Written by Karen E. Mosier
Megan Fillatre joined the University of Saskatchewan in 2015 as an international student recruitment and liaison officer and moved to the International Office in 2016.
“This is where I truly found a passion,” says Megan. “Knowing that I am a small piece of the puzzle in an organization that advances and supports global academic and research opportunities and that what I do has purpose, drives me forward.”
As an International Research Specialist, Megan supports faculty members across campus with research and project proposals that have a significant international component. Her primary role is in international research facilitation, development and administration on the pre-award side of research grants and projects. She works closely with researchers on campus and global partners to help increase their research and grant successes. Megan helps with grant reviews and provides feedback on proposals, facilitates matchmaking of diverse teams on international funding calls, conducts compliance checks to ensure proposals are within funder and university guidelines, and co-manages internal funding opportunities, in the form of international project grants and travel awards. The latter are an initiative under the university’s International Blueprint for Action 2025 (link).

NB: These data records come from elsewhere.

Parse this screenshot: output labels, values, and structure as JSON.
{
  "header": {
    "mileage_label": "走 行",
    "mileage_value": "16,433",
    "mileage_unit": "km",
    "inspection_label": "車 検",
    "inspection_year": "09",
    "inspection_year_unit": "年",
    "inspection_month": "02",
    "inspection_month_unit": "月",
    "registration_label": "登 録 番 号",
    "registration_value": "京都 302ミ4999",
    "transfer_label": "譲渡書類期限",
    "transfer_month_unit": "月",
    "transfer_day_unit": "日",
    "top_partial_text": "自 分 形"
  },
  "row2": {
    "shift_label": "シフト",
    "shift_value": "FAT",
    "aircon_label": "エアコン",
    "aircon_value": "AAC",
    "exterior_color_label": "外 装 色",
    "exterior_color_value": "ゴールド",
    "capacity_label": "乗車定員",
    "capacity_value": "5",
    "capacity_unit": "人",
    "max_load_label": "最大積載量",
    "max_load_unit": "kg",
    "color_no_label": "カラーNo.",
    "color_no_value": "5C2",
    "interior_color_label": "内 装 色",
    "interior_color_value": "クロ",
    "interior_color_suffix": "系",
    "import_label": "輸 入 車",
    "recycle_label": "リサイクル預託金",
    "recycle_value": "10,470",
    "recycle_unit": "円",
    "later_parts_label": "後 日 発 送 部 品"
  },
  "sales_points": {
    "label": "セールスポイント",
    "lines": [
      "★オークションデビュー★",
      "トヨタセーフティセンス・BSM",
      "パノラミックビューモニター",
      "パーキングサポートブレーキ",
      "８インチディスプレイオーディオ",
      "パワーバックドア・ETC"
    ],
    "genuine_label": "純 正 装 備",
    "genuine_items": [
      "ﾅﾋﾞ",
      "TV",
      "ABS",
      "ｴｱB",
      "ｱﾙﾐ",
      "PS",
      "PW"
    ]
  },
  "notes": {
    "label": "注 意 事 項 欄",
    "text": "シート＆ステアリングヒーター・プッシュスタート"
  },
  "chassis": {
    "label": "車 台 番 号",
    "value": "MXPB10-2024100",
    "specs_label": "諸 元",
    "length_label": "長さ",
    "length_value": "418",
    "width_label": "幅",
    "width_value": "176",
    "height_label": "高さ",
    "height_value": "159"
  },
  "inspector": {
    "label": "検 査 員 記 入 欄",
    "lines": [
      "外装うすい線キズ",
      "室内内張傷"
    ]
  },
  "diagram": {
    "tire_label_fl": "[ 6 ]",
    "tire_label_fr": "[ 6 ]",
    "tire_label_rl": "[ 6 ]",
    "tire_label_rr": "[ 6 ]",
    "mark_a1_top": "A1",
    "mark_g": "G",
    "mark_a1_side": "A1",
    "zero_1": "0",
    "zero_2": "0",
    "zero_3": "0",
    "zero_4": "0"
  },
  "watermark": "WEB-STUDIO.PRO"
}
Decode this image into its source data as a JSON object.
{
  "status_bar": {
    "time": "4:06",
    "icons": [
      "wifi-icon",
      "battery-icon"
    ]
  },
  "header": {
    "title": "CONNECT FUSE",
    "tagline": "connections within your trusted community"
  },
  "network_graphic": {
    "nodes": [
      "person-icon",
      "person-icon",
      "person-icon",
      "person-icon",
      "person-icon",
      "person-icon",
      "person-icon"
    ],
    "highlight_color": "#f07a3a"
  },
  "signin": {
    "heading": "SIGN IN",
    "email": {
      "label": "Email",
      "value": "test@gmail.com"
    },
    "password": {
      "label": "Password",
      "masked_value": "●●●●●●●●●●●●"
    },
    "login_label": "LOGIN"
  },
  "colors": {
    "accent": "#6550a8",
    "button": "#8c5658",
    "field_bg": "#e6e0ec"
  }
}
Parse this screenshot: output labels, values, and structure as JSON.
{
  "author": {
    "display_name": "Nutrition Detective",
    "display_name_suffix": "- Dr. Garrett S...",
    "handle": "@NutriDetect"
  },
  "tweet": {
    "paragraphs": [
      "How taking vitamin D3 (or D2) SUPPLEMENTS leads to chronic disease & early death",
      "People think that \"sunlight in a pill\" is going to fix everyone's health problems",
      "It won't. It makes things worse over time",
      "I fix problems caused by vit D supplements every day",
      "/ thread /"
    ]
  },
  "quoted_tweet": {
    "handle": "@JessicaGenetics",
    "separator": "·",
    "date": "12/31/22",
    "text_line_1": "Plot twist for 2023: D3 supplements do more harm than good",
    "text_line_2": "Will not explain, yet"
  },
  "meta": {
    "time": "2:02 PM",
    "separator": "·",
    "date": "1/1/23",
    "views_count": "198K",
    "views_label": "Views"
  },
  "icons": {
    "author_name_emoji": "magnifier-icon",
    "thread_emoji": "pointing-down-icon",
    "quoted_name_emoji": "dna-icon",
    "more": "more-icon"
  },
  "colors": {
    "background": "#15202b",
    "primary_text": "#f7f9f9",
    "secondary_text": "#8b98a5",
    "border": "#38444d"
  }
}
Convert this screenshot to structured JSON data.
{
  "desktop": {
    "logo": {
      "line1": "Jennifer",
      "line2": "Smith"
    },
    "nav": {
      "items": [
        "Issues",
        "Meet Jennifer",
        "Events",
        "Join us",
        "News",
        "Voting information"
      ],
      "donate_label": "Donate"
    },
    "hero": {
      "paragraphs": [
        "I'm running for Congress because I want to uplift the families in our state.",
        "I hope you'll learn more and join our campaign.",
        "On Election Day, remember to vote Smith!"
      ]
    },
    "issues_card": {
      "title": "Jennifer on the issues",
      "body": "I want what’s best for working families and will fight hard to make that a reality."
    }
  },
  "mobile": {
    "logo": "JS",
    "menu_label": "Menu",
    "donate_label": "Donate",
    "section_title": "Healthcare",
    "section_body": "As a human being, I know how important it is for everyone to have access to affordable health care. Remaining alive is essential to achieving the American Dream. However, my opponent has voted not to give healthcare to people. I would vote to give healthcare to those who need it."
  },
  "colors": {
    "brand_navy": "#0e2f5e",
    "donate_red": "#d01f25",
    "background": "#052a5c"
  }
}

One of Megan’s most visible projects is the annual People Around the World (PAW) conference (link) which she leads and co-chairs with colleagues from the international office and a committee of 10-20 representatives from across campus. Going into its fifth year, the PAW conference is another initiative under the International Blueprint for Action 2025 to advance the university’s internationalization priorities in the areas of global research, sustainable partnerships, and international community well-being with partners around the world.
“Even with the added challenge of the pandemic, we hosted our largest attended conference yet,” says Megan. “Despite our inability to travel, the gathering was more ‘international’ than ever because the online environment allowed multinational research teams and speakers to collaborate and present together.” PAW 2021 focused on ‘Global to local for the goals: Harnessing the power of collaboration to re-emerge stronger and together’ (link).
Megan has been passionate about languages, intercultural studies and global learning from a young age. In high school, she went on a year-long student exchange to Sinaloa, Mexico—an experience that influenced her decision to pursue a BA in International Studies and Hispanic Studies at York University (Glendon) and earn a bilingual certificate in English and French. During her undergraduate degree, she travelled abroad every summer either on a student exchange program, work internship or just to fill her love of exploration and languages. She loves being a part of an educational institution that supports students, faculty members and staff in taking part in extraordinary global opportunities. Her undergraduate studies taught her many soft skills including critical thinking, problem solving, writing, reviewing, interpersonal, intercultural and language skills (she’s fluent in French and Spanish), as well as networking skills to work with global partners. More recently, propelled by her role in research and international education, Megan completed her Master’s degree in Educational Administration at the University of Saskatchewan in 2019 with a focus on internationalization in higher education.
“This is what I value about working in higher education: we are a university that embraces lifelong and inclusive learning,” says Megan. “Where else could you pursue graduate studies while working full time and looking after a young family? Coming from Ontario, I have appreciated the positive and inclusive learning environment on campus. USask has become my home away from home.”
“I love my job,” she adds. “I enjoy collaborating with my colleagues and superstar teammates in the International Office and working with faculty members and their international partners, learning about global research and the projects they are developing.”
She says her job is different every day as each international grant is unique to the funder or country where it is taking place—there is always something new to learn about a discipline or different parts of the world. She stresses that the university’s investment in international funding through its commitments in the International Blueprint for Action 2025 is critical to our researchers’ success and their ability to collaborate at the global level. She adds, “Through this strategy, the university is putting the infrastructure and mechanisms in place so these types of initiatives can continue to move forward.”
Megan’s dedication to internationalization, global learning and collaborative research motivates her to do her best in her job. While the international funding landscape can be challenging with complex guidelines, pressures and tight deadlines, she says it is very rewarding and motivating when she receives notice that a grant application has been successfully funded. “The challenges that we face in the 21st century cannot be solved by one researcher, one university nor one country. The pandemic and global health crisis we are currently facing is a prime example of this.”
Megan has been an ASPA member since she joined USask six years ago and notes the support and advocacy that is provided to ASPA members, including to working mothers and women on campus. Top of mind were the ASPA tuition waiver utilized when she pursued her graduate studies and, most recently, the option to use APDA funds towards work-from-home equipment.
“We have a fantastic association that is inclusive and supportive of your professional goals,” says Megan when asked about her advice to ASPA members. “Find out about the many benefits available to you as an ASPA member. Get involved and get to know your colleagues as it is such a great community to be a part of.”